Why do people overcut cut shots (i.e., hit OB ball too thin)?
Sometimes the aim is just off. When using english (especially outside english), swerve and/or throw might be the culprit. For more info, see:
aim compensation for squirt, swerve, and throw
On firm follow shots and/or jump shots, sometimes the OB is overcut because the CB is airborne when it hits the OB. For more info, see:
from Bob Jewett:
There is some throw on all shots. That is, the surface of the cue ball is somewhat sticky, and as it passes across the surface of the object ball, it will pull the object ball off the ideal path, which is the line through the centers of the two balls at the instant of contact.
If the cue ball is moving faster, there is not as much friction. This is contrary to the simple explanation of friction which says that the coefficient of friction does not change with the force of the contact. The reduction seems to be over a factor of two as you crank the speed up
If you have stun on the cue ball (no follow or draw), the throw you see on a cut shot is maximized for that speed because all the rubbing is to the side. As you add draw or follow, the effective friction is reduced because part of the rubbing is up or down, and that doesn’t contribute to the throw.
Most players have no idea that this stuff is going on, and to some extent it is better for them not to know. They learn subconsciously to make corrections for it, and if they start thinking about it during shots, their brain will get in the way of their arm.
There are fairly simple demonstrations for this. It is discussed on Dr. Dave’s throw tutorial page and in Bob Jewett’s May ’06 BD article.
The cue ball also jumps on hard shots as mentioned above, but this causes thinner cuts mostly for short distances to the object ball or excess stick elevation.
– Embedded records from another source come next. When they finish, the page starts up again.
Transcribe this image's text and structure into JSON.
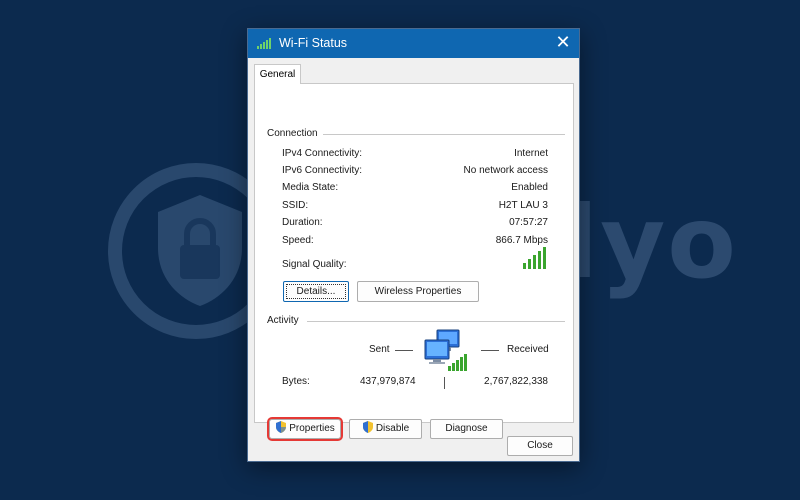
{
  "watermark": {
    "text": "Safelyo"
  },
  "window": {
    "title": "Wi-Fi Status",
    "close_glyph": "✕"
  },
  "tabs": [
    {
      "label": "General",
      "selected": true
    }
  ],
  "connection": {
    "heading": "Connection",
    "rows": [
      {
        "label": "IPv4 Connectivity:",
        "value": "Internet"
      },
      {
        "label": "IPv6 Connectivity:",
        "value": "No network access"
      },
      {
        "label": "Media State:",
        "value": "Enabled"
      },
      {
        "label": "SSID:",
        "value": "H2T LAU 3"
      },
      {
        "label": "Duration:",
        "value": "07:57:27"
      },
      {
        "label": "Speed:",
        "value": "866.7 Mbps"
      }
    ],
    "signal_label": "Signal Quality:",
    "signal_bars": 5,
    "details_button": "Details...",
    "wireless_button": "Wireless Properties"
  },
  "activity": {
    "heading": "Activity",
    "sent_label": "Sent",
    "received_label": "Received",
    "bytes_label": "Bytes:",
    "bytes_sent": "437,979,874",
    "bytes_received": "2,767,822,338",
    "icon": "network-computers-icon"
  },
  "footer": {
    "properties_button": "Properties",
    "disable_button": "Disable",
    "diagnose_button": "Diagnose",
    "close_button": "Close"
  },
  "colors": {
    "background": "#0c2a4e",
    "titlebar": "#0f67b1",
    "signal": "#3aa52e",
    "highlight": "#e53935"
  }
}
Dr. Dave keeps this site commercial free, with no ads. If you appreciate the free resources, please consider making a one-time or monthly donation to show your support: